siding with us. They call this the ‘great awakening’.” The tactic
of paying your enemy not to fight is not a new one, but it has
limitations. If the plan is to leave Iraq, it’s a good solution. If
the plan is to stay in perpetuity, and that seems to be the case with
the Bush Administration, history says it’s dangerous. Eventually, the
underlying hatred for the foreign presence overwhelms greed.
4. How will this play out in terms of Iraqi political
One of the unspoken assumptions that underpins the “great awakening”
is that U.S. occupation forces will place untold thousands of Sunni
insurgents on the U.S. government’s payroll, which will allow them to
rearm and recuperate inside Sunni-pure enclaves while U.S. forces open a
new front in the war of occupation against the Shiite militias. The
question now is whether the Shiite militias will launch the kind of
campaign against U.S. forces that the Sunnis waged for nearly four
5. What’s the likelihood of a future full-out clash between
Iraqi Sunnis and Shiites?
No one knows because selected Shiite Arabs also benefit from U.S.
military action and subsidies. From the beginning of the American
intervention, the United States backed the Islamic Supreme Council of
Iraq (ISCI) in its struggle for power with Muqtada al Sadr, despite the
ISCI’s Iranian ties and origins. The problem for U.S. forces is that
Sadr has a far stronger base of support inside Iraq’s Shiite
population than the ISCI. But it is doubtful that Sadr will stand idly
by while U.S. forces halt operations against the Sunnis, the Shiites’
old enemies, and allows them to rebuild. Sadr may well step up attacks
on Americans, assisted, of course, by the Shiite-dominated Iraqi
Security Forces. What the majority Shiite Iraqi army would do in these
circumstances is another unknown.
6. What’s Iraq going to look like five years down the road?
The current Administration wants to stay in Iraq with the object of
controlling it and removing its oil wealth with the help of American and
British oil companies. But it’s unclear whether the United States can
sedate the Sunni population with cash while exploiting their fear of
Iran–for example, by promising that giant American bases like the
30,000-man U.S. Air Base in Balad will form an anti-Iranian Maginot line
stretching from the Indian Ocean to the Turkish border. This may be the

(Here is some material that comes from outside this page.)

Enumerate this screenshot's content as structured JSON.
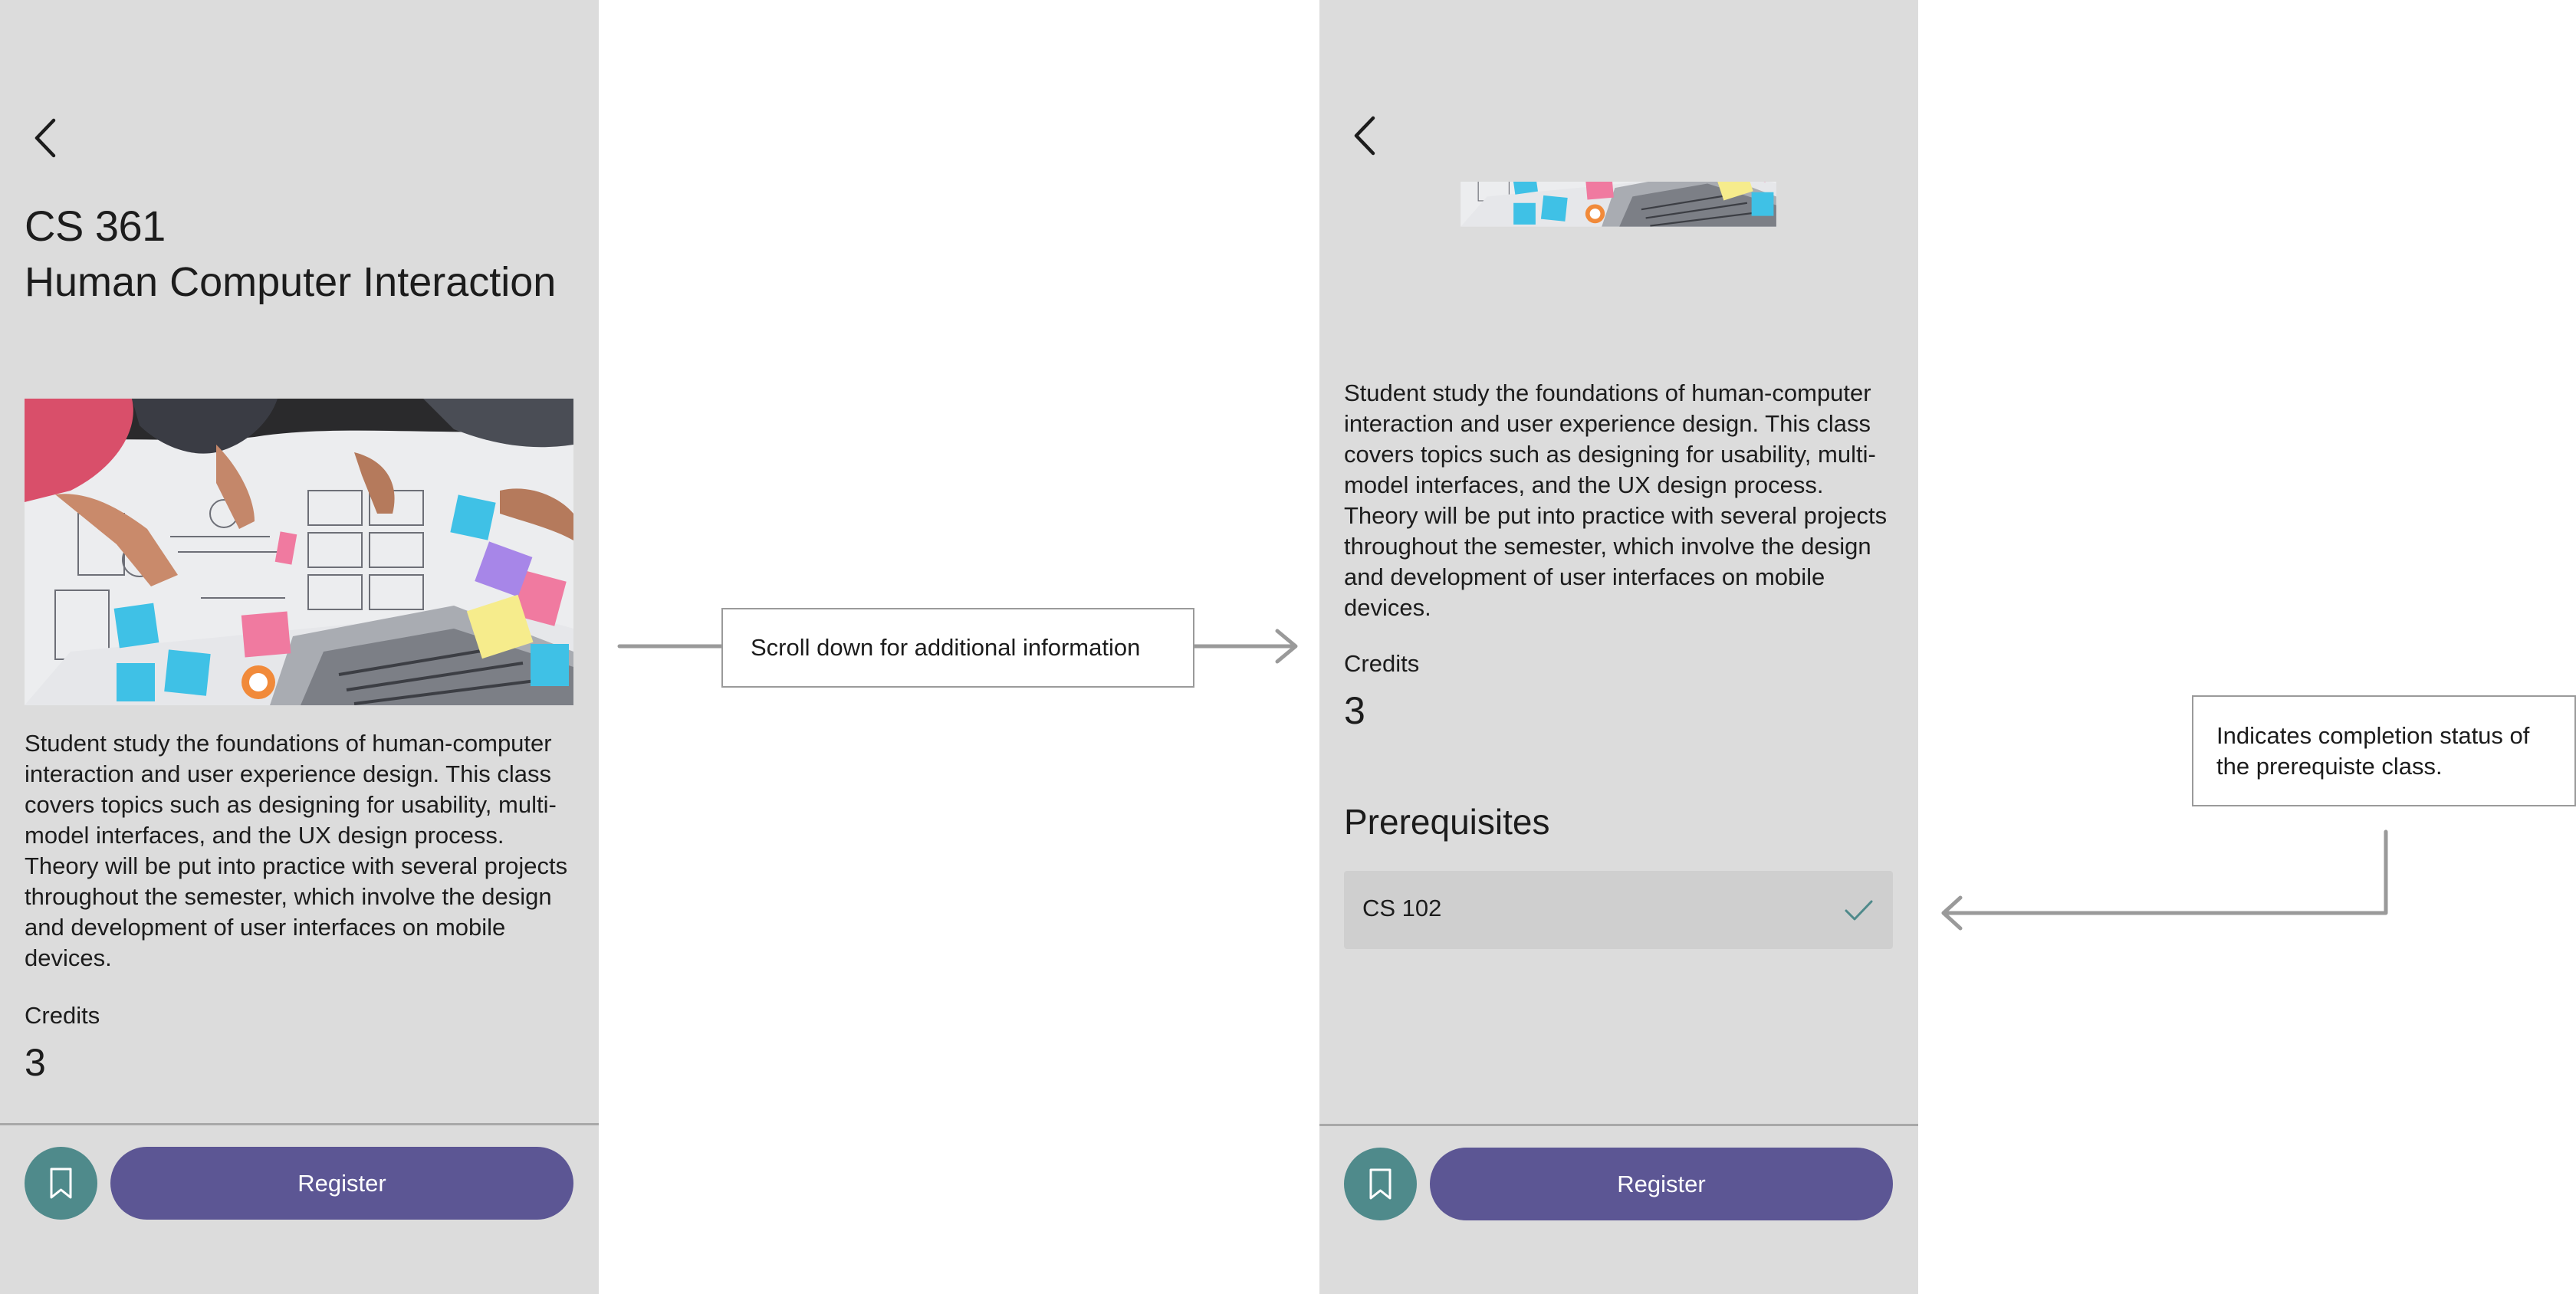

Bush Administration’s strategic ploy to win the support of neighboring
Sunni Arab countries for continuing the U.S. military occupation of Iraq
long after Bush leaves office. But there are lots of variables the
United States does not control, both internal and external. The Muslim
Arab populations of the region do not want U.S. forces permanently
stationed in their countries. In addition, future Turkish intervention
in Northern Iraq, especially with Iranian and Syrian support, would
leave the United States in a very dangerous position. We can only hope
that the next Administration realizes it can buy the oil without parking
a tank on top of the oil wells